Is the fan a distribution fan, or one providing mechanically pressured intake air? I get no useful information from their description: "This clean-burning fireplace features our exclusive Posi-Pressure technology that uses fresh outside air to provide optimal warmth by evenly heating your entire home."
If it's providing pressured intake air, that is a closed system and has no effect in interior house pressure. If it's a distribution fan (which is very common), it also has no effect on the interior pressure, but also doesn't help with pressure differences that may cause back- drafting.
Yeah the documents aren’t very clear. But from the way they describe it would be pressurizing the house, it is not for combustion air and this not part of a closed system. It sounds like it’s just a 388 cfm supply fan blowing over the “stove”.
page 25 of this document perhaps has a clearer diagram: https://www.travisindustries.com/docs/98800160.pdf. So it is pulling outside air in and blowing it over the stove with a 388 cfm blower and out into the house to provide their "posi-pressure". The confusing part is from the diagram it looks like this air channel is also exposed to the air going from the firebox to the chimney which seems like a fire and air quality risk.
The way I see it the two options are....a fan draws air from the inside of the house into the unit and it divides between three outlets, two that go through the fireplace and back into the room and one to aid the exhaust out the chimney.....the posi pressure takes outside air to perform the same task.

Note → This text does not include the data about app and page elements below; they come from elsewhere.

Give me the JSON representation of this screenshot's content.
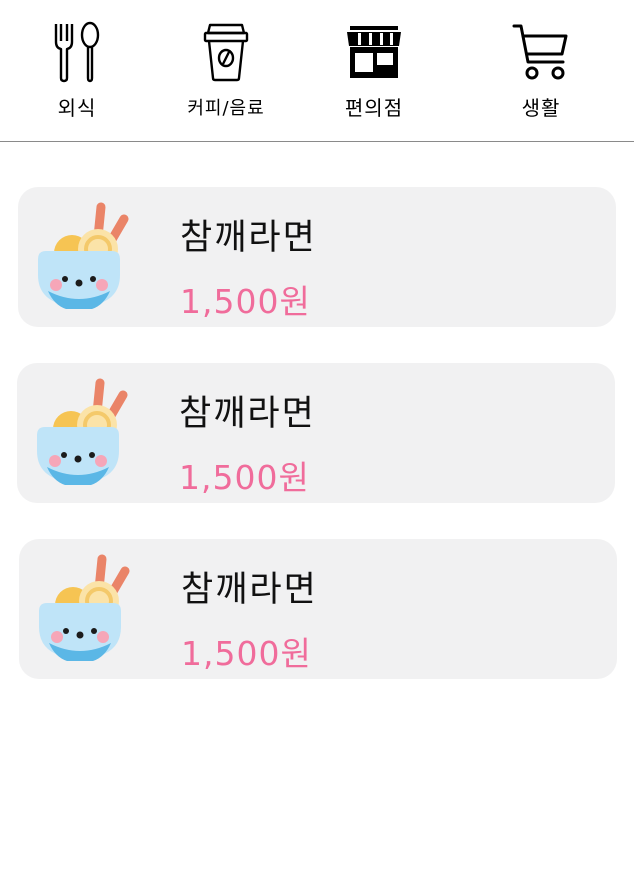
{
  "nav": {
    "items": [
      {
        "label": "외식",
        "icon": "fork-spoon-icon"
      },
      {
        "label": "커피/음료",
        "icon": "coffee-cup-icon"
      },
      {
        "label": "편의점",
        "icon": "store-icon"
      },
      {
        "label": "생활",
        "icon": "shopping-cart-icon"
      }
    ]
  },
  "products": [
    {
      "name": "참깨라면",
      "price": "1,500원",
      "icon": "ramen-bowl-icon"
    },
    {
      "name": "참깨라면",
      "price": "1,500원",
      "icon": "ramen-bowl-icon"
    },
    {
      "name": "참깨라면",
      "price": "1,500원",
      "icon": "ramen-bowl-icon"
    }
  ],
  "colors": {
    "price": "#f06c9b",
    "card_bg": "#f1f1f2",
    "divider": "#8a8a8a"
  }
}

So drawing from the inside creates a negative pressure in the house....drawing from the outside creates a positive pressure which is what you want in order to prevent infiltration. So what they are saying is if there is an air leak, the pressurized/ warmed air would tend to move in that direction thus bringing the heat to where it is needed.
update: for anyone with the same question, I have decided I do not trust the pos-pressure system and am instead going with the cheaper quadrafire pioneer 2. the emissions are a bit higher, but still under < 2grams/hr for epa cert without needing a catalytic converter. My current plan is to just open a window if needed, and to install a powered makeupair fan later on if it becomes a problem.
page 2 and 5 talk about it more. It doesn't mention anywhere that the air is directly piped into the combustion chamber. The cut-away diagram makes it confusing, but I think all that intake air just gets blown out into the room through the 'decorative grill' (after being heated).
This little bit on the posi-pressure system is a bit... interesting:
"The heated air naturally ‘seeks out’ and penetrates cold spaces, warming the entire home evenly while ‘sealing’ cracks, leaks and other drafty spots by preventing cold air infiltration. "
haha, 'sealing' cracks. Basically it creates positive pressure.
It's curious. I don't quite understand why you wouldn't just want a closed system, and then deal with house ventilation separately. I suppose this allows your inflow to be heated. The outflow becomes the chimney and any other envelope leak.
Ha - missed that! They make the intake air sound like warm AeroBarrier.
that's exactly it Tyler, they are just positively pressurizing the house. Aside with potential issues with interior moisture being pushed through your walls, for a drafty house their marketing claim would seem to be valid, beyond the silly naming. I was looking at it more from the added bonus of not needing to add makeup air to avoid backdraft, since this already has builtin makeup air (and the makeup air is heated).